The Southwest Meta-Regional Organizer Joe Callan is a Native brother from Albuquerque, New Mexico who served twelve years in the Marine Corps. He has leadership experience in the military and in grassroots organizing. In his short time out of the military he has managed a field crew for the AFL-CIO Working America and assisted the director of the Native American Community Academy. He writes: "I've never tried to pin down my values all at once before. I've had them told to me for the vast majority of my adult life, and they've been able to fit on an index card I could carry in my left breast pocket. For me a good place to start would be the IVAW Values statement."

Leadership: Great leaders develop new leaders. We strive to inspire a sense of initiative, hope and direction. Leaders have the discipline to do what is best for the cause and the interest of the organization. We will lead by example.

Honesty: We will ensure the transparency of the organizing team by openly communicating all of our intentions and goals to the membership while respecting the privacy of individual members and protecting our organization legally.
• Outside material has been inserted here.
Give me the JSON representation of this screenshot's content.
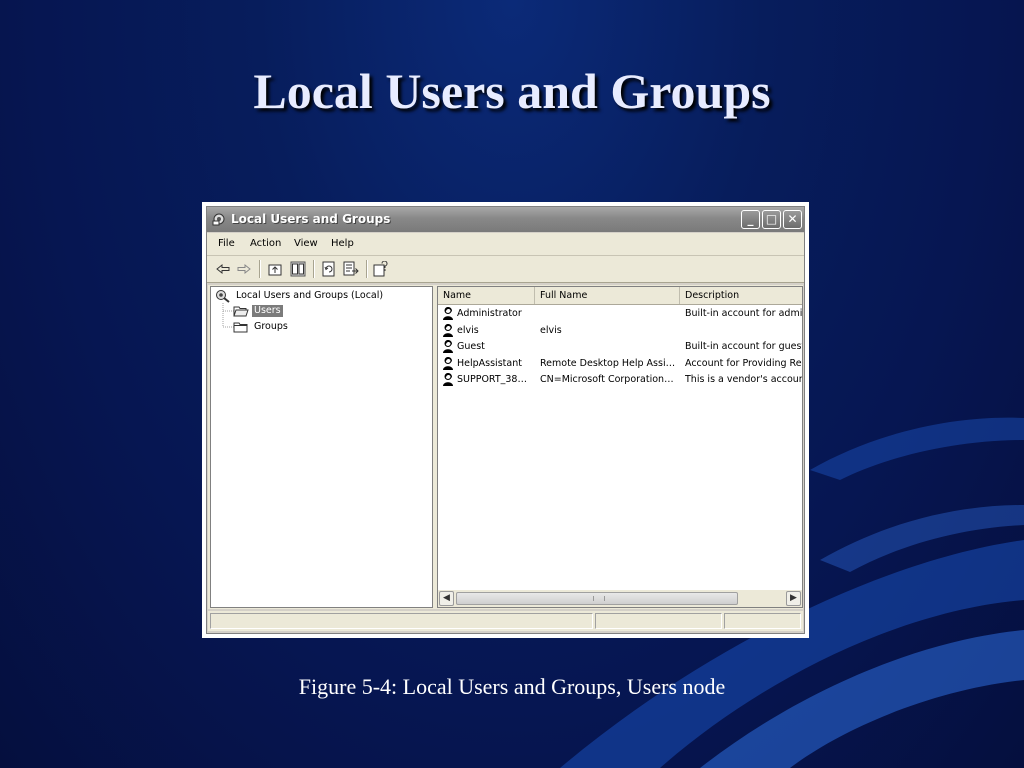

Our statements will reflect the truth to the greatest possible degree.

Courage: We face our challenges with selfless devotion to our convictions. We will demonstrate the commitment to face adversity and oppose corruption, fraudulence and oppression despite personal consequence.
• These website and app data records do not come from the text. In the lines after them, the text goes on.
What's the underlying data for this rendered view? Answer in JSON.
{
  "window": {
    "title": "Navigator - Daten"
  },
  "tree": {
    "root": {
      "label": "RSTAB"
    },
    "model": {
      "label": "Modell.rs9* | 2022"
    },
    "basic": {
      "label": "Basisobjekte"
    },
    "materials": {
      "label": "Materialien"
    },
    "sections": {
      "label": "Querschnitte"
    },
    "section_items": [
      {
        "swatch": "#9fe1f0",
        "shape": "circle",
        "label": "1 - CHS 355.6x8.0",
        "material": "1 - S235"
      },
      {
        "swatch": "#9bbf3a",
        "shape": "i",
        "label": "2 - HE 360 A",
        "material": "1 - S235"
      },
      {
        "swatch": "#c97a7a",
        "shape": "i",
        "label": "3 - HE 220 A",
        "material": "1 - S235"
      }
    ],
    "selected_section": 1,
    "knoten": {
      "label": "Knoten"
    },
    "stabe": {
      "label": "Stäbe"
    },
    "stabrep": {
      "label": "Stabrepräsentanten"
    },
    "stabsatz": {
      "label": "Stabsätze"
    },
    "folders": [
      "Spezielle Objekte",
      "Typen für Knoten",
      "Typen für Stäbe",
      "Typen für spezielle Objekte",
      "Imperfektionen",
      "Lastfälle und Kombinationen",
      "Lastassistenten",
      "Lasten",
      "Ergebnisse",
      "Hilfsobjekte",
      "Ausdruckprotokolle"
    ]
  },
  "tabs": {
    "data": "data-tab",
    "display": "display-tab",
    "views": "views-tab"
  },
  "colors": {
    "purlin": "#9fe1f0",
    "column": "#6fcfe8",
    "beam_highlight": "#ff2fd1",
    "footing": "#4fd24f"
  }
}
Respect: We will exemplify behavior that is professional, compassionate and ethical. We will practice the tolerance and understanding necessary to build community.

Integrity: We will deliver what we say and say what we deliver.

The Central Meta-Regional Organizer and Organizing Team Leader is Aaron Hughes. He joined IVAW in 2006 and has been a Chapter President, a Regional Coordinator, Board Member and Organizer. He helped found the Winter Soldier Project, the Warrior Writers Project, Operation First Casualty and the Chicago Chapter. He is tasked with building a national Field Organizing Program.

Aaron writes: "I was raised on stories of American values of freedom and democracy that crumbled in the reality of our dehumanization and oppression of the Iraqis. I wanted to destroy all the talking points and five-second sound bites and slow things down. Demand that people think about what we do and continue to do everyday to others. Expose the destruction of our own humanity through our involvement in the destruction and oppression of others. My own experience had no power to make social changes. I began to work with other veterans to bring our experiences to the American people. We took to the streets demonstrating what it meant to occupy another country. We testified to the realities of the war. We raised awareness of the destruction. The systems that perpetuate the war carried on without being affected. Throughout history, it is only when peoples have organized themselves to remove their participation and move to the offensive that systems have toppled. It is time that Veterans and GIs unite and organize to make the changes that we need to prevent future generations falling into the myths of militarism."

The Field Organizing Program is starting with only three full time organizers for 63 chapters and will hopefully expand over the next two-three years to as many as 20 organizers. This can only happen with your continued support. Learn more about how to sponsor a Field Organizer at: www.ivaw.org


<< 1. Supporters Rally to Save Our Veterans Land3. From the National Office >>



(Do you have comments or suggestions for this web site? Please let us know.)